**Instructions to follow**
Beginning with the line containing "Decode this image" and ending with the last line, repeat the records exactly.

>>

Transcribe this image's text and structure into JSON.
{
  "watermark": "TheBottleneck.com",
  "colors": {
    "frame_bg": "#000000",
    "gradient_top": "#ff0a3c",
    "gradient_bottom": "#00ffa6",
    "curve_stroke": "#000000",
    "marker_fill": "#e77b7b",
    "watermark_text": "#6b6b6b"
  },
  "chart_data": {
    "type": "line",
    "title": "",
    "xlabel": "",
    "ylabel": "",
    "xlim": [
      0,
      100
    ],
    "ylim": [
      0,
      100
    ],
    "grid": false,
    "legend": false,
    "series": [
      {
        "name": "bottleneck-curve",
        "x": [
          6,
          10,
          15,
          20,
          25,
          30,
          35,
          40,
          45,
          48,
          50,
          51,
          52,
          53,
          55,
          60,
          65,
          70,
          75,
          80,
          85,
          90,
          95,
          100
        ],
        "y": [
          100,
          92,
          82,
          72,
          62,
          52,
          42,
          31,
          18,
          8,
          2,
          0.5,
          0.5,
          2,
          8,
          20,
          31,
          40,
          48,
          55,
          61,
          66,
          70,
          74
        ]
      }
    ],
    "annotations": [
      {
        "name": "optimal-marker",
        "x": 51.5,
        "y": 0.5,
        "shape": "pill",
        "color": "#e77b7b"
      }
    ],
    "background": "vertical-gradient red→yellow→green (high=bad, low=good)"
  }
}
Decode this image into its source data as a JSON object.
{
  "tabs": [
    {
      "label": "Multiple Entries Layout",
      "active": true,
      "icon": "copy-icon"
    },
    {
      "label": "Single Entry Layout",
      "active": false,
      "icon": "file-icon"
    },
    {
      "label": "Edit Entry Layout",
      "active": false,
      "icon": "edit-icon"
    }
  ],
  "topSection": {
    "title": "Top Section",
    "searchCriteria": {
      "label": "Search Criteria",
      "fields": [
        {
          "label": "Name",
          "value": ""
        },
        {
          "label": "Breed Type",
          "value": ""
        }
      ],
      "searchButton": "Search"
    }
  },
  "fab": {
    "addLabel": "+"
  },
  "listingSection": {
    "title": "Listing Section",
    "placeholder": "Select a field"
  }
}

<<

**Task result**
Decode this image into its source data as a JSON object.
{
  "tabs": [
    {
      "label": "Multiple Entries Layout",
      "active": true,
      "icon": "copy-icon"
    },
    {
      "label": "Single Entry Layout",
      "active": false,
      "icon": "file-icon"
    },
    {
      "label": "Edit Entry Layout",
      "active": false,
      "icon": "edit-icon"
    }
  ],
  "topSection": {
    "title": "Top Section",
    "searchCriteria": {
      "label": "Search Criteria",
      "fields": [
        {
          "label": "Name",
          "value": ""
        },
        {
          "label": "Breed Type",
          "value": ""
        }
      ],
      "searchButton": "Search"
    }
  },
  "fab": {
    "addLabel": "+"
  },
  "listingSection": {
    "title": "Listing Section",
    "placeholder": "Select a field"
  }
}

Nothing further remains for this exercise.